mergejoin2

Nested Loop Join  nestedloopjoin

This Join is most suitable when outer input is small  and inner input is large and  the join column is indexed. In this kind of join operation it process each row from outer input and loop through all rows of inner input to search for matching row based on join column. To know more refer Nested Loop Join.

Nested loops joins perform a search on the inner table for each row of the outer table, typically using an index. The Nested Loops operator performs the inner join, left outer join, left semi join, and left anti semi join logical operations.

 

Lets try the below example:

Here we reduce the input rows by applying where clause.

Select T1.Col2
From Table1 T1
Inner Join Table2 T2 ON T1.Col1 = T2.Col1 AND T1.Col1 between 1 AND 36

Below is the Actual Execution Plan for the above query.

 

nestedloopjoin1

Now lets compare how it will perform if we apply merge join for the above query. Here I use a range where cost of both the query is same. But if you  compare the Nested Loop operator cost and Merge Join operator cost, Nested Loop operator cost is very much smaller then Merge Join operator cost.

nestedloopjoin2

For the above query we can’t say which operator is efficient. Now lets reduce the number of input rows and will see how it perform?

Select T1.Col2
From Table1 T1
Inner Join Table2 T2 ON T1.Col1 = T2.Col1 AND T1.Col1 between 1 AND 15

Select T1.Col2
From Table1 T1
Inner Merge Join Table2 T2 ON T1.Col1 = T2.Col1 AND T1.Col1 between 1 AND 15

Below is the Actual Execution Plan for the above query.nestedloopjoin3

In the above screenshot we can see when the number of input is small Nested Loop Join perform better.

All of the above join operators perform well based on the criteria so we can’t say which one is better.

Can you answer to the below question?

To demonstrate merge join Why I created Unique Clustered Index? What will happen If I create Clustered Index without Unique keyword?

Avatar

About Sandip Pani

Sandip Pani is a Database/BI developer and speaker and is located in Bangalore, India. He has been working with SQL Server over 11 years. He is MCITP for SQL Server 2008 and specializes in SQL Server for application developers and performance and query tuning. His specialization is into Query Tuning and performance troubleshooting. He is working as Senior Technical Specilist for NextGen Healthcare. He is active in SQL community world. He share and enhance his knowledge of SQL Server by spending time at newsgroups and forums, reading and writing blogs, and attending and speaking at conferences.

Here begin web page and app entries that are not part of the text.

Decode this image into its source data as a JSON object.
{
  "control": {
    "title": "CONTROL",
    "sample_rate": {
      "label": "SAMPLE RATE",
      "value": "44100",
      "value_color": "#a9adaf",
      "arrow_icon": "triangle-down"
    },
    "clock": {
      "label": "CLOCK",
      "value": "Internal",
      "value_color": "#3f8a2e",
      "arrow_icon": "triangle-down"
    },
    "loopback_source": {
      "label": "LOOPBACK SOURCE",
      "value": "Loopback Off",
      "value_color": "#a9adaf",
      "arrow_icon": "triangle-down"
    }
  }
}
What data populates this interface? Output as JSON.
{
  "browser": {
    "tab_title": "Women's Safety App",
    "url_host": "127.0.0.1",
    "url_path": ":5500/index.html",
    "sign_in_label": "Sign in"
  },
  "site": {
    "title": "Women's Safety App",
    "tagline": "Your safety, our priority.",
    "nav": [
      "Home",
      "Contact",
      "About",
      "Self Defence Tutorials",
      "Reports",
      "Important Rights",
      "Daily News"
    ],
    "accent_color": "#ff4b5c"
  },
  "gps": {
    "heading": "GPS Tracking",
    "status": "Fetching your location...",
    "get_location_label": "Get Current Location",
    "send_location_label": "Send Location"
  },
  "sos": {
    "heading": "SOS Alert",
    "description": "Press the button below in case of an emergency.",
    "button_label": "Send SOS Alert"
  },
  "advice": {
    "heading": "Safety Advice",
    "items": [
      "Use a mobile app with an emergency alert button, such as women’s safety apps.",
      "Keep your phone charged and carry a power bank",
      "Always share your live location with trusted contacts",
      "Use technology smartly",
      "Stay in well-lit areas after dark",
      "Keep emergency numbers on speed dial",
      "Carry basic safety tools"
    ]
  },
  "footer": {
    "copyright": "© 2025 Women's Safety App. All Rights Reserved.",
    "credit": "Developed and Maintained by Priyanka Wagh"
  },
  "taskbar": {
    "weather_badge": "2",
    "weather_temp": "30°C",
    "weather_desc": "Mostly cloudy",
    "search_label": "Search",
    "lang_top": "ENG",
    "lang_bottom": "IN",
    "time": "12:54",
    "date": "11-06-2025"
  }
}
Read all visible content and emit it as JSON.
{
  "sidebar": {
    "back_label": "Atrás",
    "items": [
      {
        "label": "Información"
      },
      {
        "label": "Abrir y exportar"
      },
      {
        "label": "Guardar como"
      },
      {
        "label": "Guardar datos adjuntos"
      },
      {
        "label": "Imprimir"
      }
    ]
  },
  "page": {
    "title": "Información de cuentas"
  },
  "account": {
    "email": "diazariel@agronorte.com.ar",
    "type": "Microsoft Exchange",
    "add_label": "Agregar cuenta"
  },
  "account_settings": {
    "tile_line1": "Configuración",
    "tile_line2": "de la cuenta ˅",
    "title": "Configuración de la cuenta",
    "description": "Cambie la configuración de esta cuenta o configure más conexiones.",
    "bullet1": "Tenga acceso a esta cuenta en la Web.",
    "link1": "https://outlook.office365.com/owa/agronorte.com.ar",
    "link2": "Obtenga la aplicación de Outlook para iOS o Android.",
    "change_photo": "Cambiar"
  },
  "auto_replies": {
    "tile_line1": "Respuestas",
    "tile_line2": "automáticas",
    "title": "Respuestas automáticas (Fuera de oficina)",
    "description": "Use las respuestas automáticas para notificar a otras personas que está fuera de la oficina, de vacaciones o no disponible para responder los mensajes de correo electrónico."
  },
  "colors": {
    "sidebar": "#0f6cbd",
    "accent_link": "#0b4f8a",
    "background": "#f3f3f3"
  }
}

View all posts by Sandip Pani →

Leave a Reply

Your email address will not be published. Required fields are marked *